[Entries from a dataset of interfaces]
● ● ● ● ●
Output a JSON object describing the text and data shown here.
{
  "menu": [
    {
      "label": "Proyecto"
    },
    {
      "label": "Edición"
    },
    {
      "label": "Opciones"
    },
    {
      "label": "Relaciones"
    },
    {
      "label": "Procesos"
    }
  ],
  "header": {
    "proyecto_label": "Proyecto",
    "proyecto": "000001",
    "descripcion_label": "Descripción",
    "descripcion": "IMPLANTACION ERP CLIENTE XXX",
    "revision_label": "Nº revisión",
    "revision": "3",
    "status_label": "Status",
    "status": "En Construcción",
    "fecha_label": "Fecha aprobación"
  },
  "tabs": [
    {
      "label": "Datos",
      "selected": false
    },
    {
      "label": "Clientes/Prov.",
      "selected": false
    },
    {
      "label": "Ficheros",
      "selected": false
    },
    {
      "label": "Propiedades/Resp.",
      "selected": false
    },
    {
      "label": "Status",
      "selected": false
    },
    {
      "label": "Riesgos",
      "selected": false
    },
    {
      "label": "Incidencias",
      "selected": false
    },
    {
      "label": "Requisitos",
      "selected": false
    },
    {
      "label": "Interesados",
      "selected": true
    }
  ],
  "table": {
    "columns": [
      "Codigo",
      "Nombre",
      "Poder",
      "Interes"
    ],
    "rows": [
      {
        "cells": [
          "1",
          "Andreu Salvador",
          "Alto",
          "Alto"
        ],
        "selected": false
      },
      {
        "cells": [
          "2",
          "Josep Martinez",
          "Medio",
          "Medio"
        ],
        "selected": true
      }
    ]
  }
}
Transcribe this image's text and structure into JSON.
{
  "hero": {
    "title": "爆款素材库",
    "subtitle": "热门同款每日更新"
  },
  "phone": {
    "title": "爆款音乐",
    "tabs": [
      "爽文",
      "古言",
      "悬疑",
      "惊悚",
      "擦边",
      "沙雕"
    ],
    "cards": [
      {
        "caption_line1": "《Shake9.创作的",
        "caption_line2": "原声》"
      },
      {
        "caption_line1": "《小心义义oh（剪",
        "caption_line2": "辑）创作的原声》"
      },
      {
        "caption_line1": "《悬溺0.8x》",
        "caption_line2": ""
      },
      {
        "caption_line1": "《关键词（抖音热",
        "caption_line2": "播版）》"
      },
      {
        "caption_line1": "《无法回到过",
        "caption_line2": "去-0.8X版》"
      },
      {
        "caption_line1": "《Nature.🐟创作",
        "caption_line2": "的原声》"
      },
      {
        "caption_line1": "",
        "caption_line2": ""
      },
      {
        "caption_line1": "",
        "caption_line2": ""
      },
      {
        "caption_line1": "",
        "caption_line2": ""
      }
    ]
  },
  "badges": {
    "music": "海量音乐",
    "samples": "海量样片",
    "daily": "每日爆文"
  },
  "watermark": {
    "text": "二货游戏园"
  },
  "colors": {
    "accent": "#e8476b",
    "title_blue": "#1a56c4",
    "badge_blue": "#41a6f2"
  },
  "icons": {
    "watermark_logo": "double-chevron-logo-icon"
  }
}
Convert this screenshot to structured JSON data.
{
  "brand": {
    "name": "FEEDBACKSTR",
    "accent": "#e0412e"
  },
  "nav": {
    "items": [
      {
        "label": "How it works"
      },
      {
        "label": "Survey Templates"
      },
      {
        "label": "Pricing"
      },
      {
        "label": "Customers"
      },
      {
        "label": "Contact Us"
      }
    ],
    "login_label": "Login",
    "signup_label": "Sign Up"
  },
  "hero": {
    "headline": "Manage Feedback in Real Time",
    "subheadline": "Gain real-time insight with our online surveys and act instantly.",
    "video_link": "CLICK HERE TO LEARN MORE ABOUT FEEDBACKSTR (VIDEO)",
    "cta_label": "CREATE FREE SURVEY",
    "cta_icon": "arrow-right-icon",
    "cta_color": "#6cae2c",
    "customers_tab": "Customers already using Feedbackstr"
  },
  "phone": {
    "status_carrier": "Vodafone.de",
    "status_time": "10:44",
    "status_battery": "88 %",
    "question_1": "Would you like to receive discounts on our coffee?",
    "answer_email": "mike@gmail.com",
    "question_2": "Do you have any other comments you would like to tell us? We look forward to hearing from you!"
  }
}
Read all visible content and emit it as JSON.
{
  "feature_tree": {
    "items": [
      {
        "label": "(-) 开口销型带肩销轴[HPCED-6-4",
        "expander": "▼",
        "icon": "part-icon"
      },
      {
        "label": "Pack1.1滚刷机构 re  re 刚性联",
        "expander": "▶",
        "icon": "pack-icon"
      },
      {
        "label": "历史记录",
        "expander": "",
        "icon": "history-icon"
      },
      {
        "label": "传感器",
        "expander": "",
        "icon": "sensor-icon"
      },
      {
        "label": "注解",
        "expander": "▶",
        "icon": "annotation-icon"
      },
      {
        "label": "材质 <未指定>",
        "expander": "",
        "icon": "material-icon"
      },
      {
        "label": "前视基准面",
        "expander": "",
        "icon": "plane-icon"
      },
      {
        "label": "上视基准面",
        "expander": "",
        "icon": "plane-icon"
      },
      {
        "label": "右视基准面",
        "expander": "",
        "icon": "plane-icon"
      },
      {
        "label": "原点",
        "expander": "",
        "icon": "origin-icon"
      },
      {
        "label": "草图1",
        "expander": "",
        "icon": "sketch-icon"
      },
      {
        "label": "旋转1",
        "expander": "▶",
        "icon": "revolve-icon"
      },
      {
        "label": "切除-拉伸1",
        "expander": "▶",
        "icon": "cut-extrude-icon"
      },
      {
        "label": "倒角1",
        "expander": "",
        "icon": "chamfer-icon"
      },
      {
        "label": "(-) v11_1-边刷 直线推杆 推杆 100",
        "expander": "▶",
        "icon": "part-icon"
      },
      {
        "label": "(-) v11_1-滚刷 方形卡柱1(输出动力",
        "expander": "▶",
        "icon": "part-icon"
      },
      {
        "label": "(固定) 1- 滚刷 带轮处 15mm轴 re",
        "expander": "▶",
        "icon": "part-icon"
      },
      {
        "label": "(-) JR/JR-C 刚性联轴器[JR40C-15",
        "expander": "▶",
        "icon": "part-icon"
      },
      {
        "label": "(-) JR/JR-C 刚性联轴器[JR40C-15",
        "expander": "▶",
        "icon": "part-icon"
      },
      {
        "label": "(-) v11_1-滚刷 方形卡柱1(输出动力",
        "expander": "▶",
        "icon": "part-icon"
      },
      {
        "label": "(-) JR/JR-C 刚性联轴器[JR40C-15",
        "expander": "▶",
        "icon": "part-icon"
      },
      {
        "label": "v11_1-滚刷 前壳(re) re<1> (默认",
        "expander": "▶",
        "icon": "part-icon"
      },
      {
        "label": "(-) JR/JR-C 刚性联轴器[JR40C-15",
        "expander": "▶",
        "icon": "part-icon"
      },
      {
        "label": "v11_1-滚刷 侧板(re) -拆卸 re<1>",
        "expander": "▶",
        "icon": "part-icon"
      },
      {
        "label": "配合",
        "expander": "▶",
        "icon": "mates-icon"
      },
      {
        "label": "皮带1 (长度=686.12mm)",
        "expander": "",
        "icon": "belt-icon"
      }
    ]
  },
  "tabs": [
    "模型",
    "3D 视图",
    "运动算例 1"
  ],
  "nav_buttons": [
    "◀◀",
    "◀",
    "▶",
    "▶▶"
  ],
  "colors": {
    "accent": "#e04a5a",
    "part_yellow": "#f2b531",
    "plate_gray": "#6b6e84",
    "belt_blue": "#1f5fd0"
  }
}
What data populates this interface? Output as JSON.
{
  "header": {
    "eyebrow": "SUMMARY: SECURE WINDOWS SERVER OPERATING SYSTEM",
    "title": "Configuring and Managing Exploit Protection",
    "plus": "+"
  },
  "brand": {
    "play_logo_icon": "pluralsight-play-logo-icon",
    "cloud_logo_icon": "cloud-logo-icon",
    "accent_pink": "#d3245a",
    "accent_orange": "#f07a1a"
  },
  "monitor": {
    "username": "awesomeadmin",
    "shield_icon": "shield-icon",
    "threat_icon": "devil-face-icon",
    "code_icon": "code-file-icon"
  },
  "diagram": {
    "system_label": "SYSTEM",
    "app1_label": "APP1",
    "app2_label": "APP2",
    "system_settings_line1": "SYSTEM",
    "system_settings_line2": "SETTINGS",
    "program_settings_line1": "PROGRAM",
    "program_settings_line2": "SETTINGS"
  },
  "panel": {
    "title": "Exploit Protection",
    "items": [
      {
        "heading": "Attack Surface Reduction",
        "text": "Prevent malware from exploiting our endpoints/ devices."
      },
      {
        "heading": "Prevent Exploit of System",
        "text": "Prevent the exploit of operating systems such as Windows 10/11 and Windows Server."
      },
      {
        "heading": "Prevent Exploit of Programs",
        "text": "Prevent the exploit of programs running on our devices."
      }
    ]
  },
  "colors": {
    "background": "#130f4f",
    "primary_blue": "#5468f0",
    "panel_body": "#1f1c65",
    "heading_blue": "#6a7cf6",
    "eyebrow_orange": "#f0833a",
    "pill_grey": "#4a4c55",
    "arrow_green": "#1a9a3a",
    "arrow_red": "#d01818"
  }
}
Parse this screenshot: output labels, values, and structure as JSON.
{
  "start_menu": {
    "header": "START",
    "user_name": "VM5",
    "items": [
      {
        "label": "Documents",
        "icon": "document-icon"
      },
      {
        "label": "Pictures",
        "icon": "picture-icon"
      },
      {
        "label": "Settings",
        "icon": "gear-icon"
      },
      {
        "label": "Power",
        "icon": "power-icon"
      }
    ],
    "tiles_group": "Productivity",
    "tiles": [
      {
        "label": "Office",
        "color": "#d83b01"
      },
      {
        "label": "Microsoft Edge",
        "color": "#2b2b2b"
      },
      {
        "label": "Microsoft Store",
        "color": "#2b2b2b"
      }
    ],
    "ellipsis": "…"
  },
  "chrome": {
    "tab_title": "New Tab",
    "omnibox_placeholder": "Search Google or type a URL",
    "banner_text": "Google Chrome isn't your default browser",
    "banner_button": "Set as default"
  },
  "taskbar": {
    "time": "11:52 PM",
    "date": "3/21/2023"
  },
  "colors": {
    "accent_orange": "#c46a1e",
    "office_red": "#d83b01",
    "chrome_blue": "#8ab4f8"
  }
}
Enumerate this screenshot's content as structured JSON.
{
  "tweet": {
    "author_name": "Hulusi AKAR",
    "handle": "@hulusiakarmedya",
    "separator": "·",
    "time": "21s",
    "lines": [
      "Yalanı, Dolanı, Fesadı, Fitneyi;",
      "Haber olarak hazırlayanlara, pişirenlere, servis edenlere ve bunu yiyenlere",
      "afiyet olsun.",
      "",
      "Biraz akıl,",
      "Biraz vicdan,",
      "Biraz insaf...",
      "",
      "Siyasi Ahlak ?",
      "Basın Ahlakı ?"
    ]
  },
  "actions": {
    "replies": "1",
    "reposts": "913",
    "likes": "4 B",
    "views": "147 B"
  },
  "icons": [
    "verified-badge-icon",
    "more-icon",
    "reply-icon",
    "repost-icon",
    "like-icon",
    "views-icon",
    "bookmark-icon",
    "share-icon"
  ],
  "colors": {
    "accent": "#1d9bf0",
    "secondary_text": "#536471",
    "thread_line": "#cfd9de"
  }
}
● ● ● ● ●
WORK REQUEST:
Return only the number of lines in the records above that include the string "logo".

ANSWER TO THE EXERCISE:
3